Instead, it outlined that accounts would need to be prepared using the new Simplified Disclosures for For-Profit and Not-for-Profit Entities (known as AASB 1060) – which replaces the current Tier 2 Reduced Disclosure Regime (RDR).
These changes to reporting may appear daunting, particularly as the SPFS standards have been part of the Australian accounting world for a long time. But as with navigating any major change, a little preparation can go a long way.
Kerry Agiasotis, APAC president of leading business management software provider The Access Group answers some questions about SPFS.
What exactly are Special Purpose Financial Statements (SPFS)?
Special Purpose Financial Statements are prepared for a variety of reasons including, to satisfy legislative requirements or the entity’s constitution, compliance with contracts or agreement, or satisfying the internal information needs of the entity.
Why were these changes instituted?
The Australian Accounting Standards Board (AASB) wanted to bring the current Tier 2 Reduced Disclosure Regime (RDR) in line with international practices, specifically the International Financial Reporting Standards (IFRS) for small to medium enterprises (SMEs), while ensuring certain entities preparing SPFS would also fall under the new Simplified Disclosures for For-Profit and Not-for-Profit Entities (known as AASB 1060).
The new name is Simplified Disclosures for For-Profit and Not-for-Profit Entities – how has it been simplified?
There has been a reduction in disclosure compared to the previous Reduced Disclosure Regime (RDR).
How different is the new process to the Tier 2 Reduced Disclosure Regime (RDR)?
Some disclosures have been removed, new have been added for IFRS for SMEs and others have been updated based on feedback provided to the AASB.
Many accountants are already under time constraints and now it’s very likely that extra preparation time will be required to create a set of accounts as well as an increased burden on accountants when preparing the figures for the sets of accounts.
Extra training may also be required for staff, putting the pressure on businesses from a time and financial investment perspective, to help them become familiar with the concepts introduced as part of the Simplified Disclosures.
How can accountants prepare to ensure they can work with the new changes?
Having a powerful reporting application like Final Accounts will help with these mandatory disclosure requirements.
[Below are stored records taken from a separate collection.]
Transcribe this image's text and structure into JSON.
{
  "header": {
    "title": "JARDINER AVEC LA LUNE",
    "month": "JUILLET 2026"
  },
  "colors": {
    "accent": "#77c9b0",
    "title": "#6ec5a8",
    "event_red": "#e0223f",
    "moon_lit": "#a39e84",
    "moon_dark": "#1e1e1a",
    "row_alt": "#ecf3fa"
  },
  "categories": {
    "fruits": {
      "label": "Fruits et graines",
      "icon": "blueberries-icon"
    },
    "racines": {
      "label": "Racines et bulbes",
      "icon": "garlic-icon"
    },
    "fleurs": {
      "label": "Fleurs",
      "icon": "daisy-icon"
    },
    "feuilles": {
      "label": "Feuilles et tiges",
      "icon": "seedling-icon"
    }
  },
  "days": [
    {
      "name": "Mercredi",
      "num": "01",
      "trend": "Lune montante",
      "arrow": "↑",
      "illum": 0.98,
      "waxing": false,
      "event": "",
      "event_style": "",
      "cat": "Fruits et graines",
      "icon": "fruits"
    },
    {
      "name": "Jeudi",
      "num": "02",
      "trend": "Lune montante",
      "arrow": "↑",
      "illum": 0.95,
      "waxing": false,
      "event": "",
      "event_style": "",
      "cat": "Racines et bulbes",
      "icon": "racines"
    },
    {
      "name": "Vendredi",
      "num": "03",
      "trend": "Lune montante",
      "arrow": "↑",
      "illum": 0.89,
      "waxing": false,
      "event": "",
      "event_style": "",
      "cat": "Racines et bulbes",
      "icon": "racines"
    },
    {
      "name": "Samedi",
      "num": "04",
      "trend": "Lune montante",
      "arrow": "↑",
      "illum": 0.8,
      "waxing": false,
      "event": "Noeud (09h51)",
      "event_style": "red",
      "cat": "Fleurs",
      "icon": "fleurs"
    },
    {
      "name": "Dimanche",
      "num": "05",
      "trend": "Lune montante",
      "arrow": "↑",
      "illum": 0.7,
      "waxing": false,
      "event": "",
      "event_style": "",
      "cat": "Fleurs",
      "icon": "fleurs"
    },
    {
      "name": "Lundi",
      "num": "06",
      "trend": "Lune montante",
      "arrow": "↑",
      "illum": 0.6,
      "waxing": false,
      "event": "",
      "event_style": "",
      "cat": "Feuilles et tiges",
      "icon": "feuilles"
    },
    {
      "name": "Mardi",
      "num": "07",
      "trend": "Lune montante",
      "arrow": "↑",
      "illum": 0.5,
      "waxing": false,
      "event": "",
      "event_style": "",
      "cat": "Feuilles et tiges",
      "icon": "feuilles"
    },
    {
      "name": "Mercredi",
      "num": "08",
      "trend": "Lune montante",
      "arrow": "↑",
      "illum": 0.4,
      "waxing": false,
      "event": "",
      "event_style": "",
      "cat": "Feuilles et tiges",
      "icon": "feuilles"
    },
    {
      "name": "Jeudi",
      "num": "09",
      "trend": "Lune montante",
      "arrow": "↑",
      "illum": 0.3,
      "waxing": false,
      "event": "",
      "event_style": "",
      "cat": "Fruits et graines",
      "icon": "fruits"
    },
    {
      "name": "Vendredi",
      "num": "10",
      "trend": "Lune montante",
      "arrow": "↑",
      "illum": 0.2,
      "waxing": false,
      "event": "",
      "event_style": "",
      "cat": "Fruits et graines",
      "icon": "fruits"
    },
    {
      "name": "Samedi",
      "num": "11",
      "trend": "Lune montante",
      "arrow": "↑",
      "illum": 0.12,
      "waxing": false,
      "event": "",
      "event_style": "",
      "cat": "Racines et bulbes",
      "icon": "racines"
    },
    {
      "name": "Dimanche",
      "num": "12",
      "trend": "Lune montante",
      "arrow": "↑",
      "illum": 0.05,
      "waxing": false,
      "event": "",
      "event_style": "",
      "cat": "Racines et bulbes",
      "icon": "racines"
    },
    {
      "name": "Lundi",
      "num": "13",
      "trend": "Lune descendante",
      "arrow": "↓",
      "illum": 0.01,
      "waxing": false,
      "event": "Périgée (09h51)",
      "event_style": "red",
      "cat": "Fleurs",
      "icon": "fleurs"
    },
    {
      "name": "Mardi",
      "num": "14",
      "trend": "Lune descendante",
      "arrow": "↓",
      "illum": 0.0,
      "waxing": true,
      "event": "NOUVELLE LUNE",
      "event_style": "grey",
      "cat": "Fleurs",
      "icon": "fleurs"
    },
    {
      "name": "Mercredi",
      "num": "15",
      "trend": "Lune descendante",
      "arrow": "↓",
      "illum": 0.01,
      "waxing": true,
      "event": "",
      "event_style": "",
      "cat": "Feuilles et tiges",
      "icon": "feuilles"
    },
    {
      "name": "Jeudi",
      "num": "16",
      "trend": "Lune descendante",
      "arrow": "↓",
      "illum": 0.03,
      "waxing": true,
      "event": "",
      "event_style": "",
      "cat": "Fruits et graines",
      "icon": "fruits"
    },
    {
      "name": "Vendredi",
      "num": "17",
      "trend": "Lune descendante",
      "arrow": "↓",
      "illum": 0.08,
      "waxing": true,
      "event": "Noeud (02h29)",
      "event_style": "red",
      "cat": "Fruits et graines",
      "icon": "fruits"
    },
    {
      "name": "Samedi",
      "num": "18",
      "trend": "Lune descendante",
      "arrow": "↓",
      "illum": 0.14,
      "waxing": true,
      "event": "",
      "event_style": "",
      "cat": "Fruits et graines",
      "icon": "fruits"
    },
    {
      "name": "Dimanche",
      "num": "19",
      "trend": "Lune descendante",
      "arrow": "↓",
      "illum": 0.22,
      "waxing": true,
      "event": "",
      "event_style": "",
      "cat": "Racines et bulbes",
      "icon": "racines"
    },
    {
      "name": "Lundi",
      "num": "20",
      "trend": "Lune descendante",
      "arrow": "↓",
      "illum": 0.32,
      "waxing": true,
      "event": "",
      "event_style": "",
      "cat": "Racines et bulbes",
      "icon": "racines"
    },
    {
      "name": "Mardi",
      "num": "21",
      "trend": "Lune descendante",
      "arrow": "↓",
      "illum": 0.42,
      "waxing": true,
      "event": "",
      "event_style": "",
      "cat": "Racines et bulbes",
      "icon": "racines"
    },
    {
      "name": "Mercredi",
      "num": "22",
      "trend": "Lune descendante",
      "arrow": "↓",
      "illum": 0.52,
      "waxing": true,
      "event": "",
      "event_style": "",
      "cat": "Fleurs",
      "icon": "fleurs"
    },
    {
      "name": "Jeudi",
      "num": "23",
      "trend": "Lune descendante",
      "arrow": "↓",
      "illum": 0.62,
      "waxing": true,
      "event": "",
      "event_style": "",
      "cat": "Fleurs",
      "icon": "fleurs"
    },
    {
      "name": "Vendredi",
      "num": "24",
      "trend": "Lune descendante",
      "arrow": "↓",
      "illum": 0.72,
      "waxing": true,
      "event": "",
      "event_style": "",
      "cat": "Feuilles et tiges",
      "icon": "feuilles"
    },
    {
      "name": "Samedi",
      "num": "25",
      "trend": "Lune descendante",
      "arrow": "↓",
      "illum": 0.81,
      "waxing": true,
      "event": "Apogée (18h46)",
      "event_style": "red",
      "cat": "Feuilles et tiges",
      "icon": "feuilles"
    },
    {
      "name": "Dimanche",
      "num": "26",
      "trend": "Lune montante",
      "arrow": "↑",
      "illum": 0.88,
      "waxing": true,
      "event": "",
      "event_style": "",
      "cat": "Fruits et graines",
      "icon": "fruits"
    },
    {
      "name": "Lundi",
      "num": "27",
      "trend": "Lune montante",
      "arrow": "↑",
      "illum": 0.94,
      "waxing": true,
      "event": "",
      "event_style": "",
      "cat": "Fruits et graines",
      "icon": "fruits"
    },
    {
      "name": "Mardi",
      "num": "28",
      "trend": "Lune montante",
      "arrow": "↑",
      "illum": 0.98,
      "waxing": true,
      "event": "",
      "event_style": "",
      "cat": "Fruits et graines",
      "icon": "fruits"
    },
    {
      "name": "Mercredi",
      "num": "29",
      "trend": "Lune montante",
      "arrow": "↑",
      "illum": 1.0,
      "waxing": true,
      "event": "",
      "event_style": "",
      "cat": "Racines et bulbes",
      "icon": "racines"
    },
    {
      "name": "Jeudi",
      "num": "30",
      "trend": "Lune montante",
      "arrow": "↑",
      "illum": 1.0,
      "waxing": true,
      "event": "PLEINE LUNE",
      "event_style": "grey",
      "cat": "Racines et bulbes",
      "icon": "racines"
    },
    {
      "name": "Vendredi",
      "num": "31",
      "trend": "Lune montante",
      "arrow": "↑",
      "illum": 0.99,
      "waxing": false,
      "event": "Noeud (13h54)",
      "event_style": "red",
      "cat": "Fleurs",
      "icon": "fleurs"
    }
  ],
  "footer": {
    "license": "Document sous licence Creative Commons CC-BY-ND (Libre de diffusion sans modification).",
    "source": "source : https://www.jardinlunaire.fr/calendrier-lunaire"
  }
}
In addition, there is the potential to leverage the software capability to generate additional fees by expanding your services offerings.
Are there certain things of which they may now need to be more aware?
If they were preparing RDR previously, there is less to do, if they didn’t they will need to be fully aware of the new reporting requirements under the standard and perform a review exercise on clients to see if they fall within the remit of AASB 1060.
How will these changes affect the way in which financial reports are done in the future?
Accountants need to follow the new standard if it applies to the entity, they are preparing accounts for.